Investec sees opportunities, and challenges, in financing modular construction

After underwriting a modular construction project for the first time, the bank says the building method can be efficient and sustainable but comes with specific lending risks.

Modular construction, in which a building’s components are built in a factory and assembled on-site, is increasingly popular with UK developers, particularly in the residential sector. Some property lenders are also showing their willingness to support the adoption of this modern method of construction.

Among them is Investec Real Estate. Last month, the banking group provided its first loan for a UK modular development – an £11 million (€13 million) facility for developer Stelling Properties’ student accommodation project in Guildford, Surrey. The facility was structured to include an investment tail to enable the borrower to retain the property once stabilised.

Ian Burdett, a loan originator from Investec’s real estate team, told Real Estate Capital that, when underwriting modular construction projects, lenders need to consider a broader set of risks than with conventional development projects.

A key consideration, Burdett explained, is that lenders need to be willing to advance loan monies to pay for works that are taking place off-site and, therefore, are not adding value to the site over which the lender has security.

Generally, on a traditional building, every pound spent on-site improves the value of the bank’s security while, on a modular scheme, you need to understand that funds will be drawn towards the construction of the modules prior to installation and delivery to site,” he explained. “Therefore, capex can be quite significant prior to the value of the bank’s security improving.”

Staying up to date on the project’s progress both at the factory and the site itself, as well as being clear about where the responsibility lies if something goes wrong, are, according to Burdett, other challenges associated with financing modular schemes. Therefore, he explained, when underwriting this type of development, lenders need to step up their efforts to better understand who is responsible for each stage of the build process.

Burdett noted that, with the Guildford student scheme, the fact that the borrower was both the developer and the manufacturer of the modules helped mitigate those risks and boosted the bank’s confidence.

“The fact they had their own factory to support this method of construction gave us reassurance on who is constructing the modules and gives the bank full visibility to the balance sheet and their order book,” he explained. “This method of construction does carry additional complexities and it’s important that we mitigate some of these risks in order to avoid deliverability issues.”

Stelling’s expertise and experience in delivering modular construction projects, as well as the scheme’s location close to the University of Surrey, were also crucial to Investec’s funding decision, Burdett explained.

“Stelling has a track record in delivering student accommodation through both traditional and modular construction methods,” Burdett said. “The project’s location further boosted its appeal.

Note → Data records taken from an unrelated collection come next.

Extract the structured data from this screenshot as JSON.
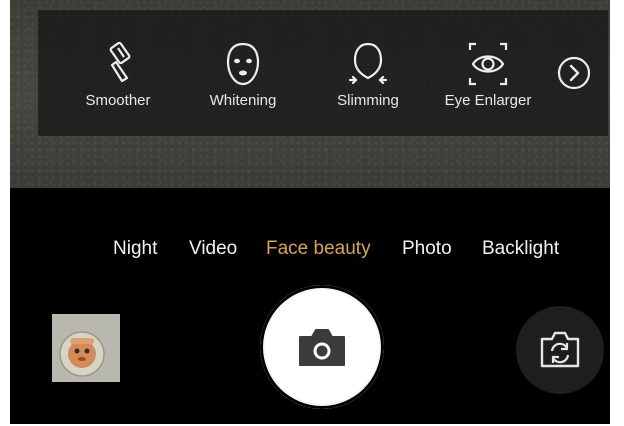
{
  "beauty_tools": [
    {
      "label": "Smoother",
      "icon": "smoother-brush-icon"
    },
    {
      "label": "Whitening",
      "icon": "face-mask-icon"
    },
    {
      "label": "Slimming",
      "icon": "face-slim-icon"
    },
    {
      "label": "Eye Enlarger",
      "icon": "eye-enlarge-icon"
    }
  ],
  "more_icon": "chevron-right-circle-icon",
  "modes": [
    {
      "label": "Night",
      "active": false
    },
    {
      "label": "Video",
      "active": false
    },
    {
      "label": "Face beauty",
      "active": true
    },
    {
      "label": "Photo",
      "active": false
    },
    {
      "label": "Backlight",
      "active": false
    }
  ],
  "colors": {
    "active_mode": "#d9a451",
    "mode_text": "#f2f2f2",
    "background": "#000000"
  },
  "controls": {
    "gallery_icon": "gallery-thumbnail",
    "shutter_icon": "camera-icon",
    "switch_icon": "camera-switch-icon"
  }
}
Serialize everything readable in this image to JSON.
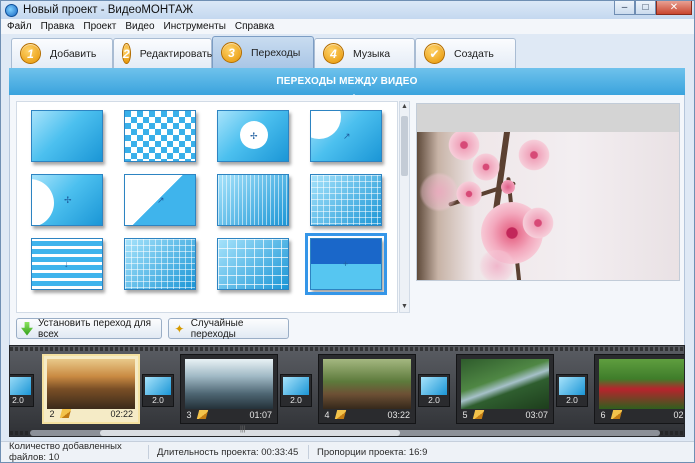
{
  "window": {
    "title": "Новый проект - ВидеоМОНТАЖ",
    "minimize": "–",
    "maximize": "□",
    "close": "✕"
  },
  "menu": [
    "Файл",
    "Правка",
    "Проект",
    "Видео",
    "Инструменты",
    "Справка"
  ],
  "tabs": [
    {
      "num": "1",
      "label": "Добавить",
      "active": false
    },
    {
      "num": "2",
      "label": "Редактировать",
      "active": false
    },
    {
      "num": "3",
      "label": "Переходы",
      "active": true
    },
    {
      "num": "4",
      "label": "Музыка",
      "active": false
    },
    {
      "num": "✔",
      "label": "Создать",
      "active": false
    }
  ],
  "section_title": "ПЕРЕХОДЫ МЕЖДУ ВИДЕО",
  "transitions": {
    "selected_index": 11,
    "items": [
      {
        "style": "fade",
        "mark": ""
      },
      {
        "style": "checker",
        "mark": ""
      },
      {
        "style": "circle-center",
        "mark": "✢"
      },
      {
        "style": "circle-tl",
        "mark": "↗"
      },
      {
        "style": "circle-left",
        "mark": "✢"
      },
      {
        "style": "diag",
        "mark": "↗"
      },
      {
        "style": "stripes-fine",
        "mark": ""
      },
      {
        "style": "grid",
        "mark": ""
      },
      {
        "style": "stripes",
        "mark": "↓"
      },
      {
        "style": "grid",
        "mark": ""
      },
      {
        "style": "grid-big",
        "mark": ""
      },
      {
        "style": "split",
        "mark": "+"
      }
    ]
  },
  "scroll_icons": {
    "up": "▲",
    "down": "▼"
  },
  "buttons": {
    "install_all": "Установить переход для всех",
    "random": "Случайные переходы"
  },
  "timeline": {
    "arrow_left": "❮",
    "arrow_right": "❯",
    "slots": [
      {
        "num": "2",
        "duration": "02:22",
        "active": true,
        "scene": "canyon"
      },
      {
        "num": "3",
        "duration": "01:07",
        "active": false,
        "scene": "forest"
      },
      {
        "num": "4",
        "duration": "03:22",
        "active": false,
        "scene": "bridge"
      },
      {
        "num": "5",
        "duration": "03:07",
        "active": false,
        "scene": "river"
      },
      {
        "num": "6",
        "duration": "02:",
        "active": false,
        "scene": "flowers"
      }
    ],
    "transitions": [
      "2.0",
      "2.0",
      "2.0",
      "2.0",
      "2.0"
    ],
    "scroll_grip": "|||"
  },
  "status": {
    "files": "Количество добавленных файлов: 10",
    "duration": "Длительность проекта: 00:33:45",
    "ratio": "Пропорции проекта: 16:9"
  },
  "colors": {
    "accent": "#3aa3dd",
    "tab_badge": "#e59300",
    "selection": "#3596e8"
  }
}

Guildford’s student-to-bed ratio is over three times, so the supply and demand imbalance also plays in its favour.”

Burdett believes modular construction’s multiple benefits, including shorter build times and a potentially reduced impact on the environment, outweigh its challenges.

He argued that off-site manufacturing can help a scheme complete faster than traditional building methods, which reduces the project risk and can also help address the UK’s “chronic” housing shortage. Burdett added: “Also, these structures are often built in tandem, and inside, which eliminates any impact of adverse weather conditions on construction projects.”

The construction approach can also deliver greater environmental and social sustainability benefits than conventional construction which, according to Burdett, aligns with Investec’s own approach when it comes to sustainability. “Over 60 percent less energy is required to build these modules, with less transportation involved, because everything is pre-engineered in a factory and delivered to the site,” he said. “We feel this is the direction of travel, which is why we are looking to grow our exposure.”